The Emerson is fundraising for continued renovation of our 1918 building listed on the National Register of Historic Places. Part of this campaign is a two to five-minute film short that effectively and innovatively communicates the tremendous and wide-ranging value the Emerson adds to southwest Montana. The short will be used to explain our mission visually to out-of-state donors and foundations who cannot tour the building in person.
This project will be funded through private grants, $1,500 – $2,500 contingent on funding. Filming will begin Spring 2009.
To be considered for this project, please submit a cover letter, resume and sample of your work to the Emerson by March 1, 2009. Please mail or drop off application materials to:
111 S. Grand Ave.
Bozeman, MT 59715
The Helen E. Copeland Gallery announces its second summer exhibition in a series showcasing 3 different high schools. This exhibition, from Bozeman High School, features Pat Hoffman, Mark Sullivan, Kerry Corcoran, Stacie Smith, and Beth Plaff. Their work will be on display June 23rd through July 18th. An opening reception will be held Monday, June 23rd from 5:00 – 7:00pm.
A variety of different mediums make up the exhibition. We have two potters, Hoffman and Plaff who demonstrate two very different points of view in their work. Hoffman’s wall forms are inspired by the shape of seeds that developed from his recent investigations of organisms as “containers of life”.
Pfaff’s pottery demonstrates her mental energy and critical analysis of the external world. Mental alertness and self exploration define her process as an artist.
Smith’s metalwork and paintings are described as being funky, fun, elegant, and confident. She uses them to demonstrate her plethora of life experiences that have helped to develop her as a person and artist.

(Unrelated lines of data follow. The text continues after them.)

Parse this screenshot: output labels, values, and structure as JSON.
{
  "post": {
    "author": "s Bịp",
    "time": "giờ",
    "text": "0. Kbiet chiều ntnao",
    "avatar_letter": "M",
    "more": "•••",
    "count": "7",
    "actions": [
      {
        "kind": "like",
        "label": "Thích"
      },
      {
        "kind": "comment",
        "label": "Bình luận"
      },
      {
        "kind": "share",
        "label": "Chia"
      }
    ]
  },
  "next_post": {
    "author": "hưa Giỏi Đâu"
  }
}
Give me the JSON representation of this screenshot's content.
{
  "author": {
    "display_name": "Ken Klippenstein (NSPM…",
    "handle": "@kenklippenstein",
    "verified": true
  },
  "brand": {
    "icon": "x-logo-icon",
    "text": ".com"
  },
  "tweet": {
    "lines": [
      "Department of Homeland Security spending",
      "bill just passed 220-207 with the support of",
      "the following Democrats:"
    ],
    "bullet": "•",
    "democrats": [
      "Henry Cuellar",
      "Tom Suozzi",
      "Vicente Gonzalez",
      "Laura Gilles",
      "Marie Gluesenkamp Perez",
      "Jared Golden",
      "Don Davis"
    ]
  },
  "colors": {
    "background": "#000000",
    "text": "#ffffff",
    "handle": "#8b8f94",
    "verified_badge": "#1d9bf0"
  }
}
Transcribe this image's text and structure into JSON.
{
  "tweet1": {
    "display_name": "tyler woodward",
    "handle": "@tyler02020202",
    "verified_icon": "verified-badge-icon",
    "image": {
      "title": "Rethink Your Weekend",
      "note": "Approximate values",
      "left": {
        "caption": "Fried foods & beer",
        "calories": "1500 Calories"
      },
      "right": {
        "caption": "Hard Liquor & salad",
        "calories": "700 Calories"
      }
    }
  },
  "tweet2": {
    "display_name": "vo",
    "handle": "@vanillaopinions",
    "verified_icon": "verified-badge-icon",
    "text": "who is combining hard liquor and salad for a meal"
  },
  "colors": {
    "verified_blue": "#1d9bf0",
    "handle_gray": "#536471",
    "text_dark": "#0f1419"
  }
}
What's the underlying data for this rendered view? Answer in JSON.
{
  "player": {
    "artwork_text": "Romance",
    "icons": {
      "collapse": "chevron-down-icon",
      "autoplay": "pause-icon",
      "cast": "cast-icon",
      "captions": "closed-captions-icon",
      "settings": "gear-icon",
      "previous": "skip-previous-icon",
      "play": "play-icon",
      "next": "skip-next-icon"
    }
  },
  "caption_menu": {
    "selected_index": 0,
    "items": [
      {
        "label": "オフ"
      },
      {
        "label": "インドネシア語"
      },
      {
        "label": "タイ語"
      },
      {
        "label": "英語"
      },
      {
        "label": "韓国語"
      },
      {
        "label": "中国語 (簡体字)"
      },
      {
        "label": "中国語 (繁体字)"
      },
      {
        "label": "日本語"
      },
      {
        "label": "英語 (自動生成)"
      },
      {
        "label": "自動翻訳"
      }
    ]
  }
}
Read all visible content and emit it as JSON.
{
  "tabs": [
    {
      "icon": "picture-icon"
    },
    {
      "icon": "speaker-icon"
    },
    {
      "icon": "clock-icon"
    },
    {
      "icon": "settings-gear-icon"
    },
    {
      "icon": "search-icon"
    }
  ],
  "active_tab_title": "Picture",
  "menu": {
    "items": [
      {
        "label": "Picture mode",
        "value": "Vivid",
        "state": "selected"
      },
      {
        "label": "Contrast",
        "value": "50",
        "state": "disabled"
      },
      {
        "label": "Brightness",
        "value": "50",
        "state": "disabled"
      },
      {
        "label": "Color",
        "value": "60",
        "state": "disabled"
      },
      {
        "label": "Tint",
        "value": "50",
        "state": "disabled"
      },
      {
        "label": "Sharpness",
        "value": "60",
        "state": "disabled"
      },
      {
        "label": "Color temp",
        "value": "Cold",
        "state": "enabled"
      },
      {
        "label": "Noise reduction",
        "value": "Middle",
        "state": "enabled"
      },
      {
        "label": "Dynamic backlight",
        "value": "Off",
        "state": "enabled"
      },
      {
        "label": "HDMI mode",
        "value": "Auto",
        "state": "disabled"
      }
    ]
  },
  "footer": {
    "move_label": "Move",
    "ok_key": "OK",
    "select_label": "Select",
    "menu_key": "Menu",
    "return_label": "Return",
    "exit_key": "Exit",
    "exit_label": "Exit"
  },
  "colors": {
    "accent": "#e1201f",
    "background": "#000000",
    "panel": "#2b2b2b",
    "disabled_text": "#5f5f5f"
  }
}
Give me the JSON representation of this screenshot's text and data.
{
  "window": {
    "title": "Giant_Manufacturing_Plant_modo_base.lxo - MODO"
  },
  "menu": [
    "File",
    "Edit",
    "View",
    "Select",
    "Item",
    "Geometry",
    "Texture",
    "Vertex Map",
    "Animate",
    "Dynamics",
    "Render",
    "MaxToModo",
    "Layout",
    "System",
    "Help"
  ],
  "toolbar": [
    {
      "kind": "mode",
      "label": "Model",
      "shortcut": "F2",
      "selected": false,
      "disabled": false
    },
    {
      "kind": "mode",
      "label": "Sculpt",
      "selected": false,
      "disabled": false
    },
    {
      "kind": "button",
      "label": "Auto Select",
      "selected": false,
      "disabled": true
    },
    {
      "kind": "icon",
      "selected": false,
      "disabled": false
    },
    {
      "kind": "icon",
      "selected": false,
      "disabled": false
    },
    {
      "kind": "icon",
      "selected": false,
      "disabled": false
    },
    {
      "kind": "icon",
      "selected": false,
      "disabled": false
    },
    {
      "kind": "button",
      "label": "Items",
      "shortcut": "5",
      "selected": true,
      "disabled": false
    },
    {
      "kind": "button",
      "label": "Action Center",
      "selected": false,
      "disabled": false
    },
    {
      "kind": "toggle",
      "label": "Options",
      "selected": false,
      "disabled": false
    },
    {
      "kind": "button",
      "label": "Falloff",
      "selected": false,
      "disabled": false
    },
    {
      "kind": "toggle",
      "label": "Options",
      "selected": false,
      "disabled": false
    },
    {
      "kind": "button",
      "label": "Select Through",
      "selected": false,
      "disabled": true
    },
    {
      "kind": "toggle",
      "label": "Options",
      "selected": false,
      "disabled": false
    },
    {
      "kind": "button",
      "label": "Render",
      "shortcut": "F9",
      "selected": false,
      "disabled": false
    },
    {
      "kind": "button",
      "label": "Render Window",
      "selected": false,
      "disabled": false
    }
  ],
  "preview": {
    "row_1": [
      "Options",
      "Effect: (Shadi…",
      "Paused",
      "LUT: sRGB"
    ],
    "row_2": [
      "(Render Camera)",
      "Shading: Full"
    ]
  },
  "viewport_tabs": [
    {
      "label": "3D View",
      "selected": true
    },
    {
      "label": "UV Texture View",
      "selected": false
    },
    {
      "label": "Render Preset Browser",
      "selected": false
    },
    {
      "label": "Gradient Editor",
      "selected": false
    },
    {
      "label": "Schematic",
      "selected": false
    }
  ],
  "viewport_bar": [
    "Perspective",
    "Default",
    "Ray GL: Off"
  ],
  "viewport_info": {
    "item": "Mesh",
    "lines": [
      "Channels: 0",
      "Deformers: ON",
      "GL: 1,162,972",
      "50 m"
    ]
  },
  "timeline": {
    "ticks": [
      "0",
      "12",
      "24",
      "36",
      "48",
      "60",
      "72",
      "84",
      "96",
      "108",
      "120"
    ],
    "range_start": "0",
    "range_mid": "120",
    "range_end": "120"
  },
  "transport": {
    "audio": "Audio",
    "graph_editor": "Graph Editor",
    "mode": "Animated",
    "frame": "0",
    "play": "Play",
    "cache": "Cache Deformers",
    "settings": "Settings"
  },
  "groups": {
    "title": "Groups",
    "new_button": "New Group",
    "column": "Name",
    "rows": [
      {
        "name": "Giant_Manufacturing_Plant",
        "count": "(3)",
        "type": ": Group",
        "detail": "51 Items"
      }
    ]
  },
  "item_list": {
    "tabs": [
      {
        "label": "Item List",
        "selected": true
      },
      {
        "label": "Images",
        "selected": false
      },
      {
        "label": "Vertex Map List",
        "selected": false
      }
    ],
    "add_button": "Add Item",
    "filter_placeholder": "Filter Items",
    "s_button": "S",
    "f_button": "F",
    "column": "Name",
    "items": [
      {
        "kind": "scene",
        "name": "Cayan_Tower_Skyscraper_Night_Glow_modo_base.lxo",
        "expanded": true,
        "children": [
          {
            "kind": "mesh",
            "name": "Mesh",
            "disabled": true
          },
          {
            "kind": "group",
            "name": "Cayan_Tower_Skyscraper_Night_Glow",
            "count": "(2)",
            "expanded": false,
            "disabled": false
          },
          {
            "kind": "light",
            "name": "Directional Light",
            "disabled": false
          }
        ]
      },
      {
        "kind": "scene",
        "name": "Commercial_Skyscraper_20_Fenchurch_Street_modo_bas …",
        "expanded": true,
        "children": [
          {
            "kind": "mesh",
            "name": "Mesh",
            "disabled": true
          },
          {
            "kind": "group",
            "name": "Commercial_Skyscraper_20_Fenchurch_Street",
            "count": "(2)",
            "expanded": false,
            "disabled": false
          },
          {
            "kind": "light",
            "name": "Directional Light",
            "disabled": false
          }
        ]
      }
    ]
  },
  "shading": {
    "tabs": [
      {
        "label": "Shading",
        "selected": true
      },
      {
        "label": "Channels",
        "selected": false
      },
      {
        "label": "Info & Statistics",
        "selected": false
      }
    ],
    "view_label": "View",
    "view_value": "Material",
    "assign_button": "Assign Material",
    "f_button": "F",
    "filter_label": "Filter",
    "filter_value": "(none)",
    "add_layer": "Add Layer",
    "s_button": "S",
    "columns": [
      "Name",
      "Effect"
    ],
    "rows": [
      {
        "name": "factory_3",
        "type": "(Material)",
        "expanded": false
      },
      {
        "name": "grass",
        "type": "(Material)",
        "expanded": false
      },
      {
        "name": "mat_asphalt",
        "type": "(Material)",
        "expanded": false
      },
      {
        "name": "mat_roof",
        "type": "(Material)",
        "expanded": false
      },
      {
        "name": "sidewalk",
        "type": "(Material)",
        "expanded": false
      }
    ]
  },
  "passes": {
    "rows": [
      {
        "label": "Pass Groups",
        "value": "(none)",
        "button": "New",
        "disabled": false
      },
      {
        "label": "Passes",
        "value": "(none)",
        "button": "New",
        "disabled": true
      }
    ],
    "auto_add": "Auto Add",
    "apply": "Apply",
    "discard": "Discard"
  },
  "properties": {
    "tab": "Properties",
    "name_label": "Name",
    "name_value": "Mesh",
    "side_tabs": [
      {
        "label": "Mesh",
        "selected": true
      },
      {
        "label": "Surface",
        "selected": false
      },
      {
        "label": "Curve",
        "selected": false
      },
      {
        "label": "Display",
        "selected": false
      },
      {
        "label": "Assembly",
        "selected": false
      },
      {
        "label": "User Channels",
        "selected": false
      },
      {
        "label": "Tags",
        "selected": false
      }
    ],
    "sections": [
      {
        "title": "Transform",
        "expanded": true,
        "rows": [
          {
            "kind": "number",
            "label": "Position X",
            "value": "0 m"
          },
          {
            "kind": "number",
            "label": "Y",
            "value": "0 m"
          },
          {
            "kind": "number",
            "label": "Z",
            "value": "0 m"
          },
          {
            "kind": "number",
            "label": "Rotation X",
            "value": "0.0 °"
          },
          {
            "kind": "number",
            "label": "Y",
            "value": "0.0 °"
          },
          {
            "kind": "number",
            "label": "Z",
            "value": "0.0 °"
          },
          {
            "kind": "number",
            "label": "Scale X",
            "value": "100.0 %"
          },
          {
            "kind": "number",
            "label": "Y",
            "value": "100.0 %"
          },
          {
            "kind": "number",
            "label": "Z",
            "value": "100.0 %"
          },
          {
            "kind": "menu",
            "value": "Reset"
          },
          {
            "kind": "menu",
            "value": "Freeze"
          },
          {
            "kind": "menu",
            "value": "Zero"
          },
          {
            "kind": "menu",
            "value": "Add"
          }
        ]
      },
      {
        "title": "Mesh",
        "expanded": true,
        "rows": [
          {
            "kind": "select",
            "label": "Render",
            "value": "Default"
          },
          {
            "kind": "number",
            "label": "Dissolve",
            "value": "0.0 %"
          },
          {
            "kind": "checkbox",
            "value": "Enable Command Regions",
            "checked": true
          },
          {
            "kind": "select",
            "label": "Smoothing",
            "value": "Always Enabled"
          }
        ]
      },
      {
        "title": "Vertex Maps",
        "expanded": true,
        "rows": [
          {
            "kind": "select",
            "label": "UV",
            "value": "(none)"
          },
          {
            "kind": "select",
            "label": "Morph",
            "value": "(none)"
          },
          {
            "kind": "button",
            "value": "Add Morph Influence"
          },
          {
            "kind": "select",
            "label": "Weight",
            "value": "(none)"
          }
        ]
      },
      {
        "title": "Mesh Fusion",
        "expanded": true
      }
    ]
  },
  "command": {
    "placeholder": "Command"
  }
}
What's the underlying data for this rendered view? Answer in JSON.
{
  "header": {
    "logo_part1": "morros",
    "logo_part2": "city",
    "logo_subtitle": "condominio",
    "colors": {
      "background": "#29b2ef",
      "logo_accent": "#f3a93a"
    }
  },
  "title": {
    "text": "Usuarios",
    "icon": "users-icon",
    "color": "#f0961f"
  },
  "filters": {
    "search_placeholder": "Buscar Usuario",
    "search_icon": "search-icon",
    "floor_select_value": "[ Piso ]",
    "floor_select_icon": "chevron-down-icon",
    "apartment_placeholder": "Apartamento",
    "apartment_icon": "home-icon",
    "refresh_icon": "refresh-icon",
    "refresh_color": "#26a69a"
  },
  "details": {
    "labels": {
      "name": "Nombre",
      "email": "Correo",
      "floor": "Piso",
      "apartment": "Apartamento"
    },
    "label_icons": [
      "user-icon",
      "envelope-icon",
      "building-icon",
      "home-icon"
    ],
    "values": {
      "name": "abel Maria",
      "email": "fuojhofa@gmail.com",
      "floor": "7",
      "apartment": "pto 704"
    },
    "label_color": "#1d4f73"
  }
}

Sullivan’s paintings and drawings take on the construction of “guardian angels” that serve to teach, comment, protect, and keep him honest. He encourages you to not be told what the works mean, rather create your own sense as the viewer.
Corcoran’s drawings and prints reflect her studies of nature. Working with a combination of print mediums, Corcoran creates monotypes with woodcuts and collaging with multi-layering techniques.
The Helen E. Copeland Gallery is located in Haynes Hall on the MSU-Bozeman campus. All exhibitions and receptions are free and open to the public. For more information call Erin W. Anderson at 994-2562.
The memorial service for Gennie DeWeese was held today. Though I knew her personally in the slightest way–enough to greet each other on the various occasions we met at some art event over the last year or so–I knew well of her significance in the Montana art world. She and her late husband Bob were instrumental in developing modern art in the state. They did this not only through their work and teaching, but by forming the nucleus of a very strong and supportive community of artists, a fact universally attested to by the many who spoke at the service.
Some of DeWeese’s recent canvas scrolls were hung around the walls of the ballroom. My clear favorite was of a tree-lined stretch of creek, with snowy ground before and snowy hillside behind. Later in the afternoon I drove past her house on Cottonwood Creek on my way to ski up the canyon. It seemed a good place to spend time.